      3rd meeting “Using the IHRA definition of antisemitism – data-collection, training and support for victims of antisemitism” (17 June 2020) 

      Next to the many positive effects of the internet, the digital world has also become a central playground for hatred and disinformation. During the confinement due to the COVID-19 pandemic, the surge of conspiracy myths online consisting of antisemitic discourse targeting Jews, increased the worry about the aftermath of the lockdown.

      Hence, the first panel of the working group focused primarily on EU action against the proliferation of disinformation and antisemitic conspiracy myths and was followed by a discussion on data collection, proper services for the support of victims of antisemitic attacks, and sharing of best practices.

      In order to have a comprehensive understanding of the sources of antisemitism and a veridical account of incidents, it is vital for Member States to ensure comprehensive data collection and adequate support for the victims. This will encourage reporting, investigation of incidents and foster cooperation between communities, law enforcement and judicial authorities. The EU Victims Rights' Directive provides for common rules relating to victims support, including for victims of hate crime.

      The 3rd Working Group meeting also discussed the use of the legally non-binding IHRA working definition and the development of national strategies on combating antisemitism in order to be able to address and respond accordingly to all types of antisemitic incidents and hate crimes, online and offline, with a victim-centred approach. Several Member States presented progress made thus far on their respective national strategy on combating antisemitism.

       

      2nd meeting “Education on Jewish life, antisemitism and the Holocaust” (10/11 December 2019)
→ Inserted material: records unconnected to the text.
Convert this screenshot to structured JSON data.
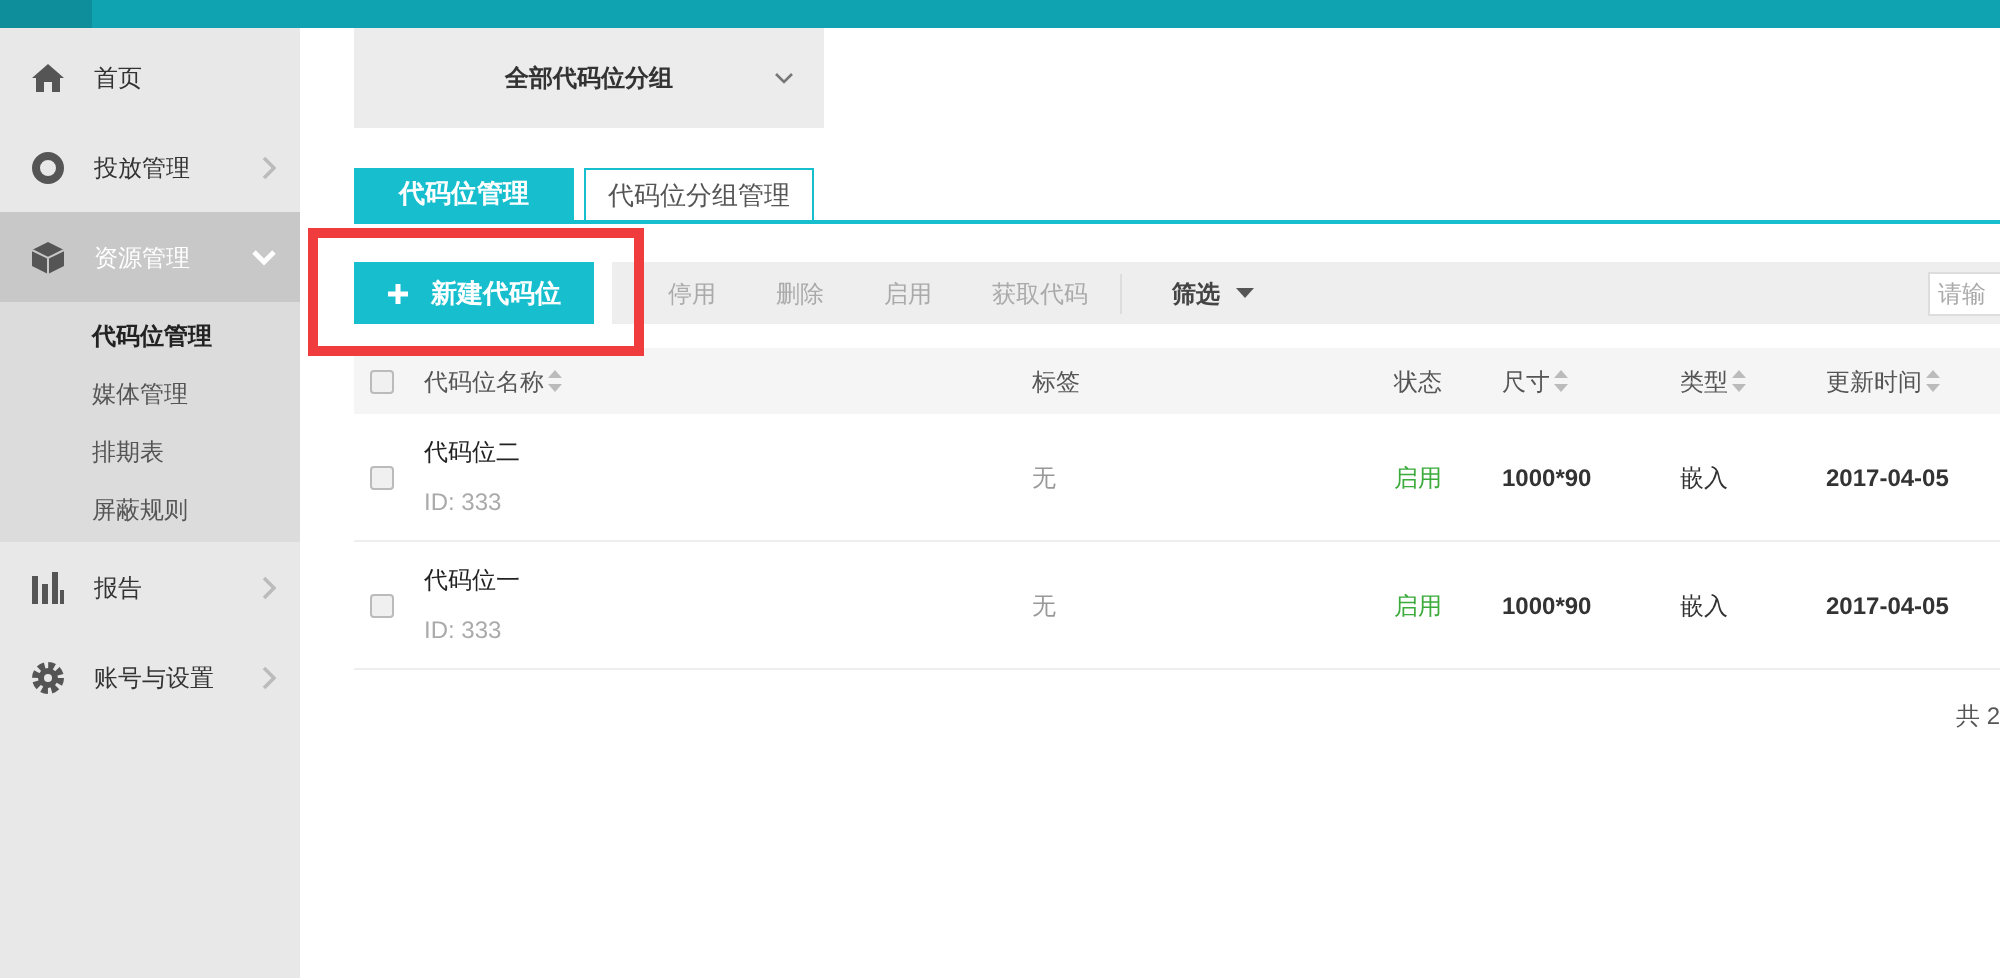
{
  "sidebar": {
    "items": [
      {
        "label": "首页",
        "has_arrow": false,
        "expanded": false,
        "selected": false
      },
      {
        "label": "投放管理",
        "has_arrow": true,
        "expanded": false,
        "selected": false
      },
      {
        "label": "资源管理",
        "has_arrow": true,
        "expanded": true,
        "selected": true,
        "children": [
          {
            "label": "代码位管理",
            "selected": true
          },
          {
            "label": "媒体管理",
            "selected": false
          },
          {
            "label": "排期表",
            "selected": false
          },
          {
            "label": "屏蔽规则",
            "selected": false
          }
        ]
      },
      {
        "label": "报告",
        "has_arrow": true,
        "expanded": false,
        "selected": false
      },
      {
        "label": "账号与设置",
        "has_arrow": true,
        "expanded": false,
        "selected": false
      }
    ]
  },
  "group_select": {
    "value": "全部代码位分组"
  },
  "tabs": [
    {
      "label": "代码位管理",
      "selected": true
    },
    {
      "label": "代码位分组管理",
      "selected": false
    }
  ],
  "toolbar": {
    "primary": "新建代码位",
    "actions": [
      "停用",
      "删除",
      "启用",
      "获取代码"
    ],
    "filter": "筛选",
    "search": {
      "placeholder": "请输"
    }
  },
  "table": {
    "all_checked": false,
    "columns": [
      {
        "label": "代码位名称",
        "sortable": true
      },
      {
        "label": "标签",
        "sortable": false
      },
      {
        "label": "状态",
        "sortable": false
      },
      {
        "label": "尺寸",
        "sortable": true
      },
      {
        "label": "类型",
        "sortable": true
      },
      {
        "label": "更新时间",
        "sortable": true
      }
    ],
    "rows": [
      {
        "checked": false,
        "name": "代码位二",
        "id": "ID: 333",
        "tag": "无",
        "status": "启用",
        "enabled": true,
        "size": "1000*90",
        "type": "嵌入",
        "updated": "2017-04-05"
      },
      {
        "checked": false,
        "name": "代码位一",
        "id": "ID: 333",
        "tag": "无",
        "status": "启用",
        "enabled": true,
        "size": "1000*90",
        "type": "嵌入",
        "updated": "2017-04-05"
      }
    ]
  },
  "total": "共 2"
}
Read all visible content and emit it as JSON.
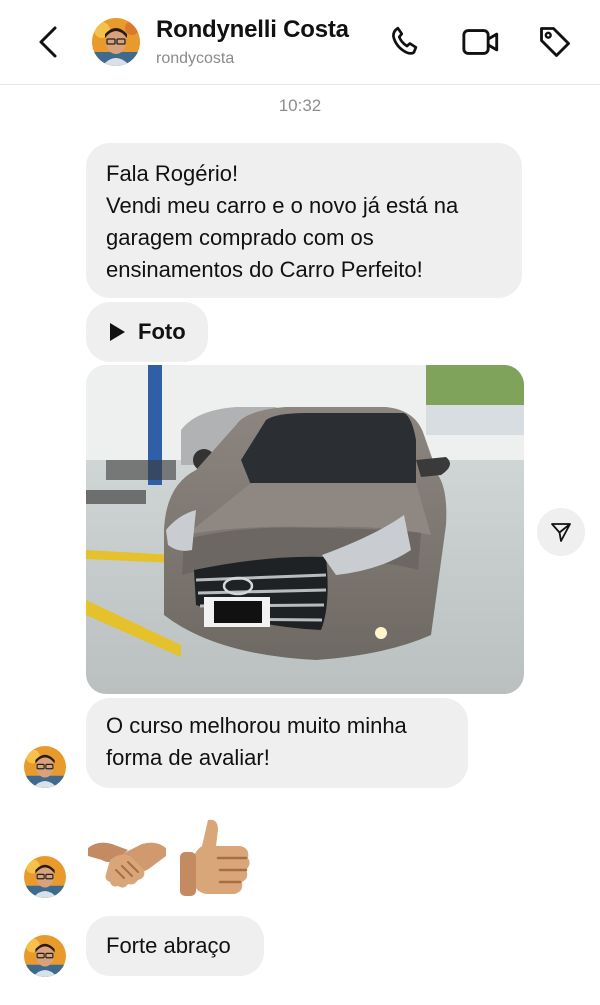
{
  "header": {
    "contact_name": "Rondynelli Costa",
    "username": "rondycosta",
    "icons": [
      "chevron-left-icon",
      "phone-icon",
      "video-camera-icon",
      "tag-icon"
    ]
  },
  "chat": {
    "timestamp": "10:32",
    "messages": [
      {
        "type": "text",
        "lines": [
          "Fala Rogério!",
          "Vendi meu carro e o novo já está na",
          "garagem comprado com os",
          "ensinamentos do Carro Perfeito!"
        ]
      },
      {
        "type": "media-label",
        "label": "Foto"
      },
      {
        "type": "photo",
        "subject": "car-photo"
      },
      {
        "type": "text",
        "lines": [
          "O curso melhorou muito minha",
          "forma de avaliar!"
        ]
      },
      {
        "type": "emoji",
        "emojis": [
          "handshake",
          "thumbs-up"
        ]
      },
      {
        "type": "text",
        "lines": [
          "Forte abraço"
        ]
      }
    ]
  },
  "colors": {
    "bubble": "#efefef",
    "muted_text": "#8e8e8e",
    "divider": "#e6e6e6"
  }
}
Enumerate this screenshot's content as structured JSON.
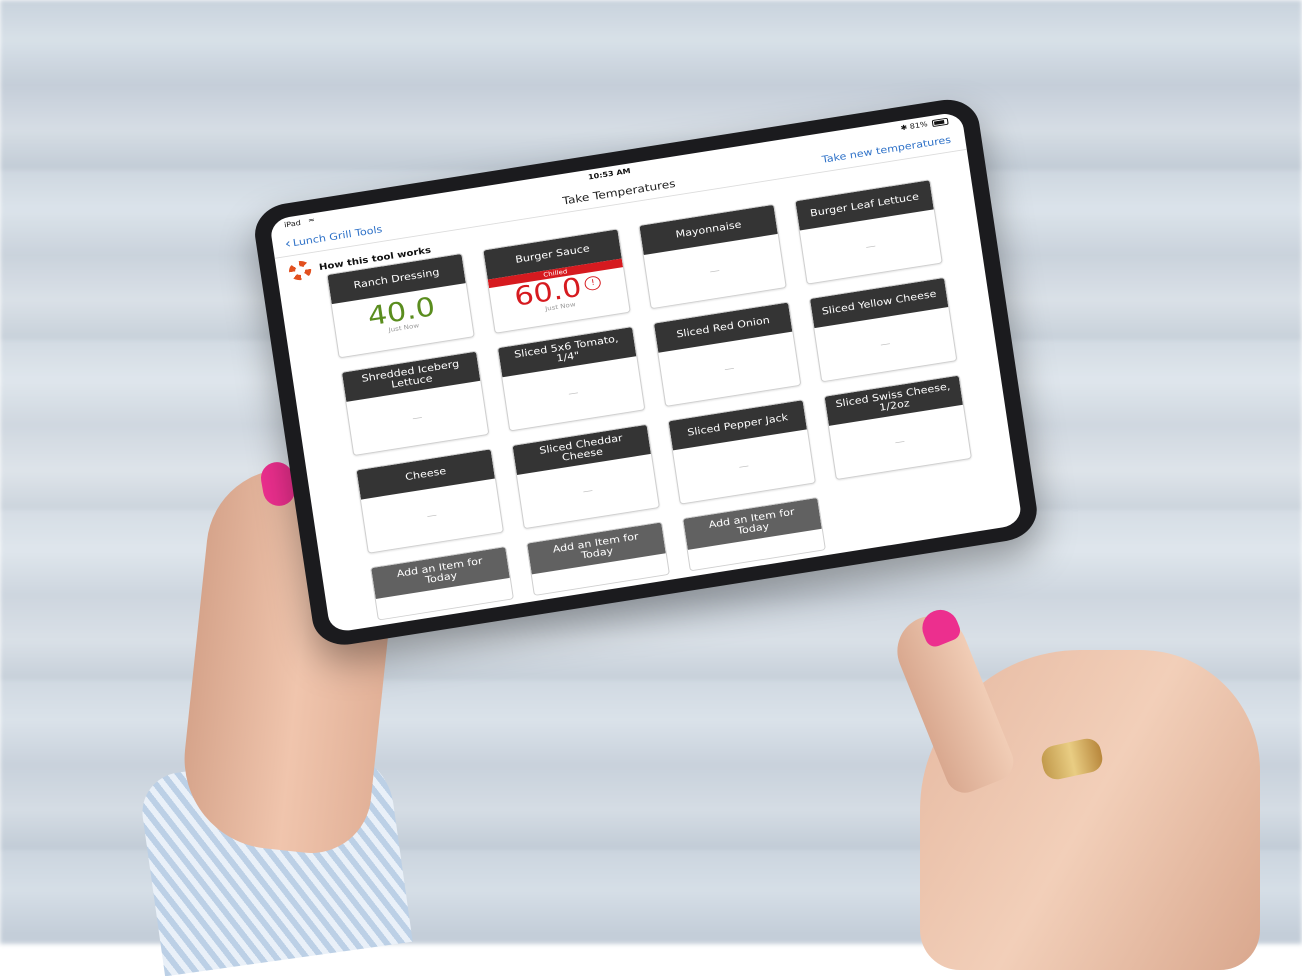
{
  "status": {
    "device": "iPad",
    "time": "10:53 AM",
    "battery": "81%",
    "bluetooth_icon": "bluetooth-icon",
    "wifi_icon": "wifi-icon"
  },
  "nav": {
    "back_label": "Lunch Grill Tools",
    "title": "Take Temperatures",
    "action_label": "Take new temperatures",
    "accent_color": "#2f72c8"
  },
  "howto": {
    "label": "How this tool works",
    "icon": "lifebuoy-icon"
  },
  "cards": [
    {
      "name": "Ranch Dressing",
      "value": "40.0",
      "time": "Just Now",
      "status": "ok"
    },
    {
      "name": "Burger Sauce",
      "flag": "Chilled",
      "value": "60.0",
      "time": "Just Now",
      "status": "alert"
    },
    {
      "name": "Mayonnaise",
      "value": "—"
    },
    {
      "name": "Burger Leaf Lettuce",
      "value": "—"
    },
    {
      "name": "Shredded Iceberg Lettuce",
      "value": "—"
    },
    {
      "name": "Sliced 5x6 Tomato, 1/4\"",
      "value": "—"
    },
    {
      "name": "Sliced Red Onion",
      "value": "—"
    },
    {
      "name": "Sliced Yellow Cheese",
      "value": "—"
    },
    {
      "name": "Cheese",
      "value": "—"
    },
    {
      "name": "Sliced Cheddar Cheese",
      "value": "—"
    },
    {
      "name": "Sliced Pepper Jack",
      "value": "—"
    },
    {
      "name": "Sliced Swiss Cheese, 1/2oz",
      "value": "—"
    }
  ],
  "add_items": [
    {
      "label": "Add an Item for Today"
    },
    {
      "label": "Add an Item for Today"
    },
    {
      "label": "Add an Item for Today"
    }
  ],
  "colors": {
    "ok": "#5a8d1e",
    "alert": "#d61a1f",
    "header": "#343434"
  }
}
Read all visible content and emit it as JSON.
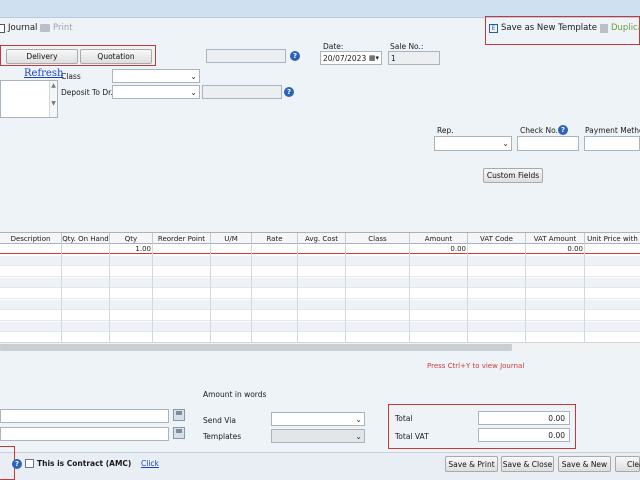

      Education facilities are key places to raise citizens awareness about antisemitism with the aim of preventing and combatting its spread in Europe, yet there are many challenges to recognising and addressing its different manifestations effectively. For example, the word “Jew” has become, in some countries, a derogatory term among young people. Also, teachers may face pushback when attempting to teach about the history of the Holocaust.

      Young Jewish people have also become the targets of antisemitic harassment or physical violence in education facilities, driving some families to leave public schools and decreasing opportunities to build intercultural relationships with Jewish youth. Too often antisemitic incidents in schools remain invisible, unaddressed and unchallenged.

      It is essential to revisit education about Jewish life, antisemitism and the Holocaust in a holistic way. With this in mind, the second meeting examined how to prevent, address and respond to antisemitism in and through education.

       

      1st meeting “Security for Jewish communities, institutions and citizens” (20 June 2019)

      Security of its citizens is a primary responsibility of the state. The first working sessions focused on the pressing issue of security of Jewish communities and premises. The aim of the session was to exchange best practices provided by national and international actors as well as the Jewish community in order to support Member States’ efforts to ensure safety and security for their Jewish communities and premises. Concrete tools were presented to Member States to develop holistic strategies for security where they do not exist already.